Gender: Male
Role: Controller
A million paragraphs in physics, three pages of algebra exercises, a dozen essays in Russian-judging by the time that children spend on homework, they are asked exactly that much. Our blogger, mom Anastasia Morozova, is surprised that her son is not given enough homework, and wonders why many parents are outraged by the time spent on lessons.

If you talk to the parents of students, it seems that the students are loaded with homework up to their ears. Moms and dads sigh that their children sit for days at lessons, do not rest, there is no time for mugs, friends, Hobbies at all.

I don't know about the others, but my son manages to do his homework in one or two hours, rarely having to sit for three hours. He is in the seventh grade and almost on the same five.

Maybe this is our school, the teachers are all very humane and do not load children with homework? But I doubt it very much. Although, who knows.

Standard homework:
Algebra, geometry — two or three exercises in the textbook. As a rule, these are a few examples and some kind of problem. If the child did not miss lessons, listened to the teacher, and always performed tasks himself, then it is unlikely that he will have difficulties performing such exercises.

My child copes in 15 minutes. Is it too much? It is clear that all children are different: someone will solve these tasks in ten minutes, and someone in 30 minutes. But, you will agree, it is not so much?

Russian — one or two exercises, plus rules, but not for each lesson. This takes another 20-30 minutes. Of course, this is if the child has previously learned everything, and he does not need to re-learn all the rules.

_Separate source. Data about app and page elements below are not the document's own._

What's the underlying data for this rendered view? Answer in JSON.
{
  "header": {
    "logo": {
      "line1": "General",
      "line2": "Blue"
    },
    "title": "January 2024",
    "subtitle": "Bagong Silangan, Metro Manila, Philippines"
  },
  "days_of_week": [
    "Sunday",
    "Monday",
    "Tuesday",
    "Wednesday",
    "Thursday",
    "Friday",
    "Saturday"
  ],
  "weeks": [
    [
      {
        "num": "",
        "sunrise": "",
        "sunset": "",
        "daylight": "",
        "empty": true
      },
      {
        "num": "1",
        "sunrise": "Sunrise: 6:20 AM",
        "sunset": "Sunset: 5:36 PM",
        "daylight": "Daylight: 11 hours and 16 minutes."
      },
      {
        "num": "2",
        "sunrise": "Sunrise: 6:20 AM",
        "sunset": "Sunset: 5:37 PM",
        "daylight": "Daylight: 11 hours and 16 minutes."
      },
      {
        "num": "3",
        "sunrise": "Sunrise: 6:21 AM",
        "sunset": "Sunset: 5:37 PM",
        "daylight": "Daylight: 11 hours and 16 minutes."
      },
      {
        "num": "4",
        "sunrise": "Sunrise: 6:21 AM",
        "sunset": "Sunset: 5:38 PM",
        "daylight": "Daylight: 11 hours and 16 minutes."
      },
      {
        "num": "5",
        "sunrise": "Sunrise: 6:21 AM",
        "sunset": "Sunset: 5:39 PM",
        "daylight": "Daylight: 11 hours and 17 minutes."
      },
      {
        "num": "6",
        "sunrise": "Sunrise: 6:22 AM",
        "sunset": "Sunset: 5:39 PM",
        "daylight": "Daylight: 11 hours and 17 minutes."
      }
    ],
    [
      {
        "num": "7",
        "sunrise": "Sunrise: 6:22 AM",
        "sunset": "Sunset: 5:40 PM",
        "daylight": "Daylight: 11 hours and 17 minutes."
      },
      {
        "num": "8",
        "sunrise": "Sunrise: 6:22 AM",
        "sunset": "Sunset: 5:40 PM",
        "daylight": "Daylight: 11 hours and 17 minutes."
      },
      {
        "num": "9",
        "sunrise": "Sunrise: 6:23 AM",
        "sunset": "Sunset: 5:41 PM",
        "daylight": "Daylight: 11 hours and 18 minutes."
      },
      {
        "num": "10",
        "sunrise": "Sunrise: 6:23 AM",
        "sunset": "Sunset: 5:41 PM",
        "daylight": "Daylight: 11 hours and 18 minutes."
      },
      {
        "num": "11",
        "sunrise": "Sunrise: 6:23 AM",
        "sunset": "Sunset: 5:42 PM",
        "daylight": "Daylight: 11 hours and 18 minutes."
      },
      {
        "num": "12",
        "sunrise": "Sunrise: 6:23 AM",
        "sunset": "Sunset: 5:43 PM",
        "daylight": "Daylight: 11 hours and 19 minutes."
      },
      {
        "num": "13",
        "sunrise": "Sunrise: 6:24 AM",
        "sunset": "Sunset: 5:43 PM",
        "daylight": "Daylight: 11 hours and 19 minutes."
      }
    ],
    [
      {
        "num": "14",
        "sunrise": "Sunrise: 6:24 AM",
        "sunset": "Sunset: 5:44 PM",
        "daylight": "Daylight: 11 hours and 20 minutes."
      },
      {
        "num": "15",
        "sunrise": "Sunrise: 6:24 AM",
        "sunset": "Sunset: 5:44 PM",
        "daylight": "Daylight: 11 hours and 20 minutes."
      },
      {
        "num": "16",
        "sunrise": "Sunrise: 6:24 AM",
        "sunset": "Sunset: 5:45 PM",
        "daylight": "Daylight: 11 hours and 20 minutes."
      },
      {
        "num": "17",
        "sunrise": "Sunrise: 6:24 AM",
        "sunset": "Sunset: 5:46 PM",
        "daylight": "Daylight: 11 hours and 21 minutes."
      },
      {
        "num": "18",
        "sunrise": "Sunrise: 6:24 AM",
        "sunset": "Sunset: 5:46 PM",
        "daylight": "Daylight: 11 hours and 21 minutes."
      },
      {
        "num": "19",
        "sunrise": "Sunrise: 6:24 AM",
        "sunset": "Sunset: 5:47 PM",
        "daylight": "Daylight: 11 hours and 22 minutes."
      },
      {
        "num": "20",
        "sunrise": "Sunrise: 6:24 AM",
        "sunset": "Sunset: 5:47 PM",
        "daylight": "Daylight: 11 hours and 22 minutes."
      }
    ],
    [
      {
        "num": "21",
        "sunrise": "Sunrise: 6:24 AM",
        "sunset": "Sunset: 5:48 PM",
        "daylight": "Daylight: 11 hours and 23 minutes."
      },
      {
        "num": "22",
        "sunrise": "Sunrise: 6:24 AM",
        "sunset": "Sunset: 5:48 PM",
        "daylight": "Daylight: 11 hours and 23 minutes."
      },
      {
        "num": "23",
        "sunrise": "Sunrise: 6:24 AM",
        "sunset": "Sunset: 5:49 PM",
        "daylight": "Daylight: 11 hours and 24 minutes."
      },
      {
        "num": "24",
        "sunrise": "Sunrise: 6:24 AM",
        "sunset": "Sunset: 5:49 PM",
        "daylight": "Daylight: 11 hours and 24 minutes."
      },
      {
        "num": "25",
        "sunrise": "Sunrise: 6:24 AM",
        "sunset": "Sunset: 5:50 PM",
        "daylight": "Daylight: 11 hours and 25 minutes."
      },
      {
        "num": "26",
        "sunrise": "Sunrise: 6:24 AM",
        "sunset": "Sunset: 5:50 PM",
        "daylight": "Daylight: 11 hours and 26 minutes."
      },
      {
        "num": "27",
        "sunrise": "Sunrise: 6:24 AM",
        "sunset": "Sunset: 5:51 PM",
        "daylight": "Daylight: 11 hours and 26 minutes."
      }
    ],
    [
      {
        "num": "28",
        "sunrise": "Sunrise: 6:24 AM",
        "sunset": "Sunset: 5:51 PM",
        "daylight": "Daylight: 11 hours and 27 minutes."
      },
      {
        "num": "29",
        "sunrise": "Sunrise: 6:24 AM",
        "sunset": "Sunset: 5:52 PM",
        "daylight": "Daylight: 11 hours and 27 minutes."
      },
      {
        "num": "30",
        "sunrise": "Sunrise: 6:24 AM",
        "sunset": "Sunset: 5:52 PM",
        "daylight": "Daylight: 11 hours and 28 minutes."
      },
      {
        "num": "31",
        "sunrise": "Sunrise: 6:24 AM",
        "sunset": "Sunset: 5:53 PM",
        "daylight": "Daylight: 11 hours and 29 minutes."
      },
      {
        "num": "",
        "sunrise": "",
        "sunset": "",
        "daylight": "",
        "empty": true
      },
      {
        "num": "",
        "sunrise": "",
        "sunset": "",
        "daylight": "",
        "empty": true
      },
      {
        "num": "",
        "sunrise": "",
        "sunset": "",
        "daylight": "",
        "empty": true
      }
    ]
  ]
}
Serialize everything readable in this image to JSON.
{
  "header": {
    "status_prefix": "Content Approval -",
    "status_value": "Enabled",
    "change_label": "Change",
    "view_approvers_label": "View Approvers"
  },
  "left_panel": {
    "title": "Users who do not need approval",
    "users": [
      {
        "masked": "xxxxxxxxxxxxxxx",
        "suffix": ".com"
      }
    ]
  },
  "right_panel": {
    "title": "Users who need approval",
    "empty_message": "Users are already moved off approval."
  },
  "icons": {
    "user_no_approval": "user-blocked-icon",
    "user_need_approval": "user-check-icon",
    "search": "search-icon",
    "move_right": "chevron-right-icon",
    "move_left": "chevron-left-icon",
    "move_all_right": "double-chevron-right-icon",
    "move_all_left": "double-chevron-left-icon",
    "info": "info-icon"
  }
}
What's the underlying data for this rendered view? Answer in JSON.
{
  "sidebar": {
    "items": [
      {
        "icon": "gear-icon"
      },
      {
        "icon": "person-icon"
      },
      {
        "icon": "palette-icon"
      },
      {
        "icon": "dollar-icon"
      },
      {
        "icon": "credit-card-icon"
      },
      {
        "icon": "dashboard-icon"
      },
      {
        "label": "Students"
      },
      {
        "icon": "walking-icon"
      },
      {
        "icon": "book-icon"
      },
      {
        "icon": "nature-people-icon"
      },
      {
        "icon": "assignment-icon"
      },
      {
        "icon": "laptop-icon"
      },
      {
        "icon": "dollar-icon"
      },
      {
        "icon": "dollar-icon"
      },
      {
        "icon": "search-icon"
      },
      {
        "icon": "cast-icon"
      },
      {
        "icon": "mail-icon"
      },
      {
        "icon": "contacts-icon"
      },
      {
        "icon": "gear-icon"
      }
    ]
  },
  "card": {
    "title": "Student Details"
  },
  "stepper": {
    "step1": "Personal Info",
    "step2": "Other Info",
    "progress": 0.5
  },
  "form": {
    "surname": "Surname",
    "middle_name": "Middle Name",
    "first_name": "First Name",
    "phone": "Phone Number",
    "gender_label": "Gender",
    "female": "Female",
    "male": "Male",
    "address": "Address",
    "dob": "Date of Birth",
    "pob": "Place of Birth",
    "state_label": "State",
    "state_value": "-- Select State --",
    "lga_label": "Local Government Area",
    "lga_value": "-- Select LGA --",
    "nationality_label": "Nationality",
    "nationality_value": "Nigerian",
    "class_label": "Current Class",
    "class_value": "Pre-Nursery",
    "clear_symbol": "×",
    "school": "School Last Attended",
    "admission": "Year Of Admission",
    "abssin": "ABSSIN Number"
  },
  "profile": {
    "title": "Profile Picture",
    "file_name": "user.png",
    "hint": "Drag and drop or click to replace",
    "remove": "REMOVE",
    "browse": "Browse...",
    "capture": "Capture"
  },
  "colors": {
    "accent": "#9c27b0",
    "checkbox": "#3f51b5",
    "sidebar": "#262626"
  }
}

Physics-learn a paragraph, that's all. My child remembers everything from the lesson, it takes him five or ten minutes to repeat.

History is about the same situation as physics. When writing tasks are set, Yes, it takes more time, but history is not every day, and writing tasks are also required.

Foreign language — here, Yes, sometimes you have to work hard, especially when you ask a retelling or learn by heart. When you just need to complete tasks in a notebook or translate a text, it takes about 20-30 minutes.

Biology, geography, social studies — I don't know when my son teaches these subjects, but the fives come from somewhere. Sometimes I see that I am filling out contour maps for geography or doing tasks in a biology notebook. It's fast to write my research paper.

Literature — here we are lucky, my friend's memory is good, so any verse or biography of a writer learns in 10-15 minutes. He likes to read books, does it in the summer, and manages to read small works in the classroom or at recess during school hours.

I understand that we have a simple secondary school, for sure, in high schools the load is many times greater, but it is not only the parents of high school students who complain about the volume of homework. Parents, tell me what is asked in your schools that the child sits for five or seven hours for lessons? Very interesting.

I understand when you ask a project, an essay, but these tasks are not given every day, and sometimes not every month. Usually, these tasks are set not for the next day, but usually for a week.

Judging by the stories of his son, almost no one in his class teaches anything at home, at most, they write off the GDZ. Those who do something at home. On independent massively write off. And, this is bragged about in front of classmates. Someone tells how they sit at the computer for five or six hours a day, someone goes for a walk after school and comes home at nine o'clock, someone sits for days in social networks.

It's not my idea, it's the children who tell each other. So, maybe it's not the amount of homework, but the fact that children do not want to learn?